Whether, the translator chooses to adopt a ‘domesticating’ or ‘foreignizing’ approach is a question of ideology, aesthetics, socio-cultural expectations etc. and is negotiated openly and clearly on the table between the client, the translator and the author of the ST. But function-plus-loyalty theory ensures that whatever is the approach, it is not an arbitrary one adopted according to the whims of the translator. In the present day situation, where inter-cultural translation is becoming the lifeline for many a culture under immense pressure from forces of Anglo-American globalization, this accountability of the translator to his client, the source culture and the target audience is essential beyond any doubt.

Works Cited

Honig, H.J (1998). “Position, power and practice: functionalist approaches to translation quality” Christina Shaffner (Ed) (1998), Translation and quality. Clevedon: Multilingualmatters.

Nord, C. (2003). Function and loyalty in Bible translation. In M. Calzada-Pérez (Ed.) Apropos of ideology (pp. 89-112). Manchester: St. Jerome.

Nord, C. (1991) Text Analysis in Translation. Amsterdam: Rodopi.

Nord, C. (1997a). Translation as a Purposeful Activity. Manchester: St. Jerome.

Nord, C. (1997b). “A functional typology of translations.” Anna Trosborg (Ed) (1997). Text typology and translation. Amsterdam: John Benjamins, 43-66.

Schaffner, Christina (1998). “From ‘good’ to ‘functionally appropriate’: Assessing translation quality.” Christina Shaffner (Ed) (1998), Translation and quality. Clevedon: Multilingualmatters.

Vermeer, H. J. (2000). Skopos and commission in translational action (A. Chesterman, Trans.). In L. Venuti (Ed.) The translation studies reader (pp. 221-32). London: Routledge.

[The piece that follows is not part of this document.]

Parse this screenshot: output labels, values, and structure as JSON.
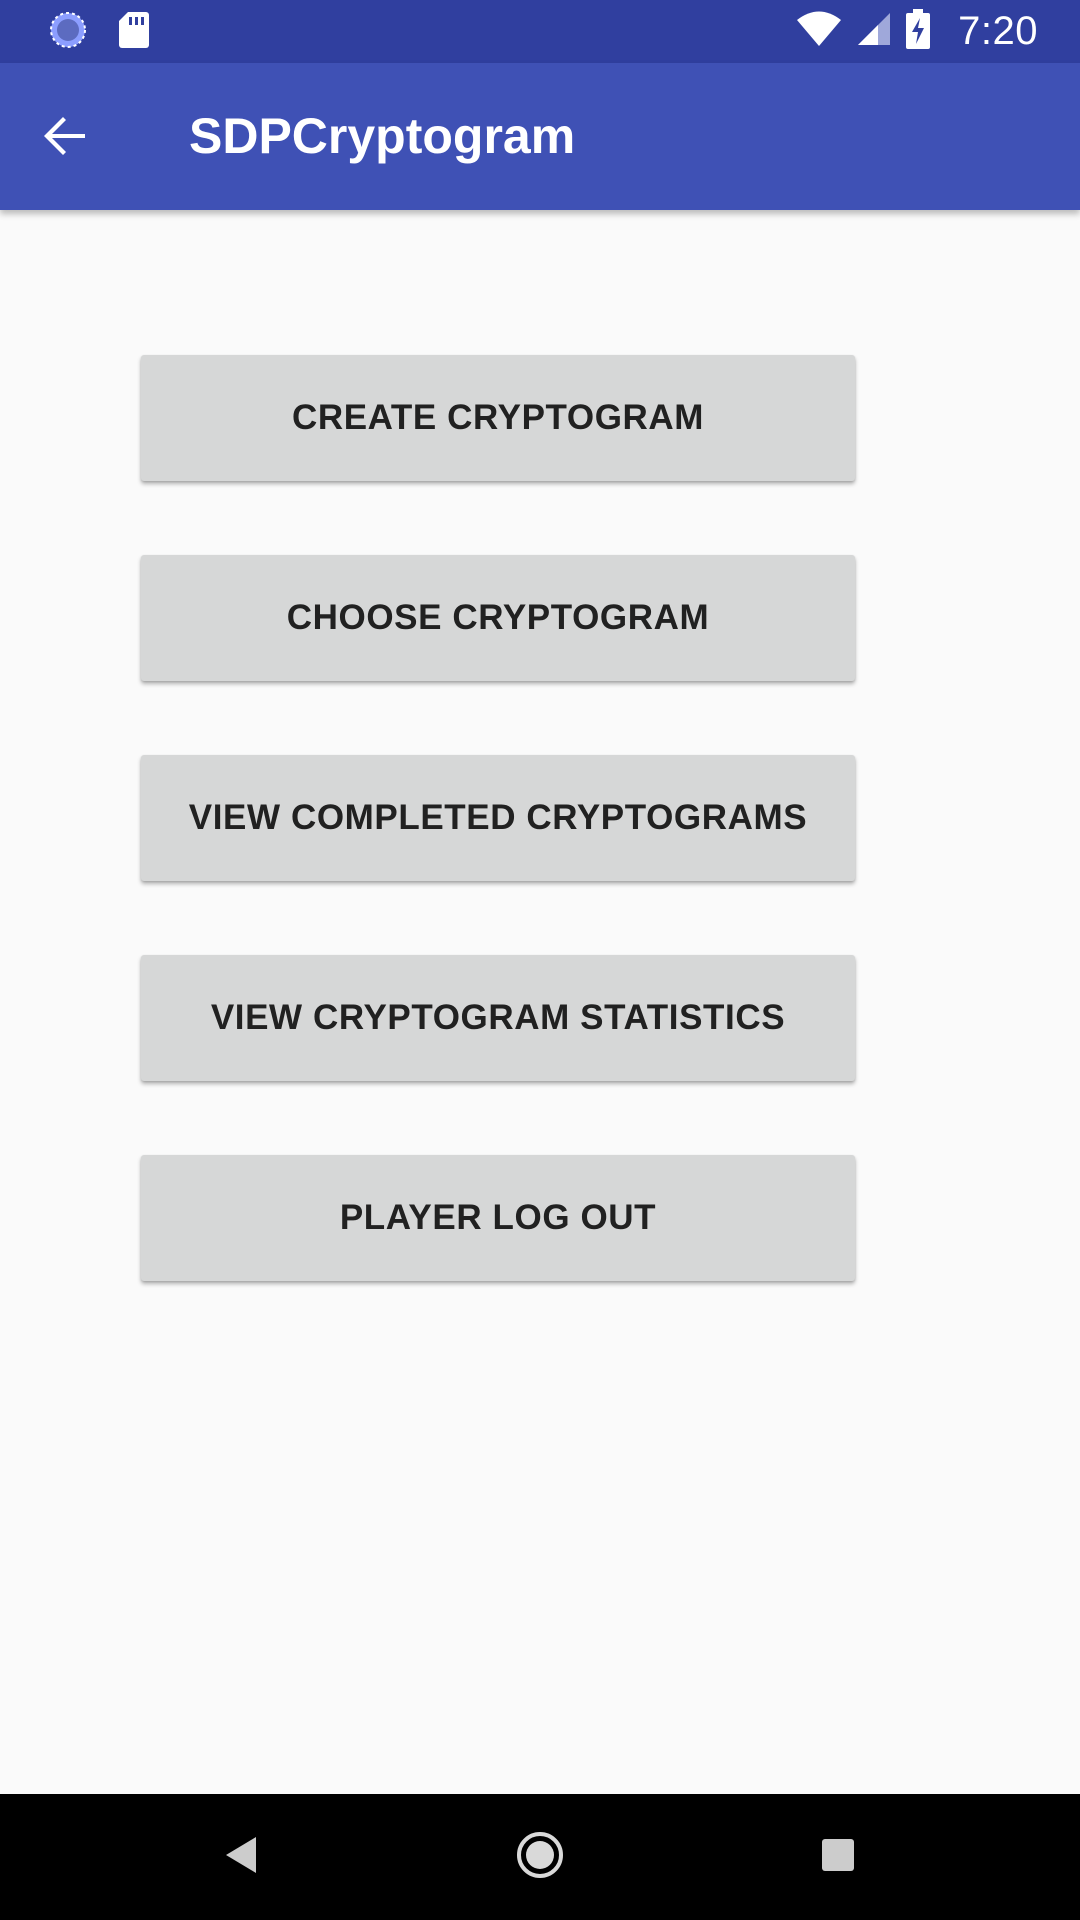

Venuti, Lawrence. (1995). The Translator’s Invisibility, A History of Translation. London: Routledge.